Wu decided to start her own property firm after she bought her first apartment in her hometown, an experience that left her disappointed after its delivery was delayed and she discovered when she moved in that the elevator service was spotty. She founded Longfor’s predecessor in 1993 to cater to demand for new, better quality homes. The firm sold its first residential project four years later, and the business soon expanded to other major Chinese cities.
Longfor started trading publicly in Hong Kong in 2009 and has been considered a healthy developer as it meets the “three red lines” — the debt restrictions China imposed as part of its crackdown on leverage. The firm remains one of the rare builders in the nation that managed to post net income growth in the first half of this year and hand out cash dividends.

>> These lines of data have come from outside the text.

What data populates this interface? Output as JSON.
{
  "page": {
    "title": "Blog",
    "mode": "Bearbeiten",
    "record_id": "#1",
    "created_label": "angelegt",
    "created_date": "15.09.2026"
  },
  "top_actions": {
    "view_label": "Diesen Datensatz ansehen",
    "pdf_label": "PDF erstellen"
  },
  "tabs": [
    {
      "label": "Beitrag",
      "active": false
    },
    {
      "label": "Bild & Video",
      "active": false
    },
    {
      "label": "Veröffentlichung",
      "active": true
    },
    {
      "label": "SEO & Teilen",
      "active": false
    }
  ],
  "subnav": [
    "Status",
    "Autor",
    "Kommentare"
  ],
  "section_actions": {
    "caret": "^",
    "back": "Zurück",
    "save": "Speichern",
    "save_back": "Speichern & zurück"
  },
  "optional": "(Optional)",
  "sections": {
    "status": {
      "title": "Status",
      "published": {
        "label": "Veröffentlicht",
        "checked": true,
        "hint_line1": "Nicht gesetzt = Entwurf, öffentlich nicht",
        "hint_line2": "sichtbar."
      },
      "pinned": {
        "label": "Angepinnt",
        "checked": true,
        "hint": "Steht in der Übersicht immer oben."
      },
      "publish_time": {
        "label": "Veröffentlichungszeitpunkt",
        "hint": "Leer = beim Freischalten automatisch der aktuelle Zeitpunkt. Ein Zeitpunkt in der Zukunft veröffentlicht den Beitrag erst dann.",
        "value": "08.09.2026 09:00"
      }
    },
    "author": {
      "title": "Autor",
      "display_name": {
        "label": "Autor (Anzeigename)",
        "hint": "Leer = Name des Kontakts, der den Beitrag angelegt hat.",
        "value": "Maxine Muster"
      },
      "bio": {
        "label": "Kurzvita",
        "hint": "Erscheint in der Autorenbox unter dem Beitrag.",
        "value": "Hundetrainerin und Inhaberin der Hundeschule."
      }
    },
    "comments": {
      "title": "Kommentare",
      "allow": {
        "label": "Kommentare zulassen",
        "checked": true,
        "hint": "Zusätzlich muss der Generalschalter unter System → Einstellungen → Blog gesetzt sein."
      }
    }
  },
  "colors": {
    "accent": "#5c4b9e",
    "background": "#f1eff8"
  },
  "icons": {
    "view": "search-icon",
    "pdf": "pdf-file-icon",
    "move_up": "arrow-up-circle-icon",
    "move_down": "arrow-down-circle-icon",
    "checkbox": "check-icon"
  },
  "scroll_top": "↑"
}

But China’s dimming economic outlook amid its punishing Covid policies and limited financing channels are hampering confidence in Longfor’s growth. And Wu’s stepping down isn’t helping.
“We are concerned the resignation may have an impact on confidence among Longfor’s stakeholders, e.g. suppliers, homebuyers and financial institutions,” UBS Group AG analysts including John Lam wrote in a note Monday. That could bring pressure on the company’s liquidity, they added.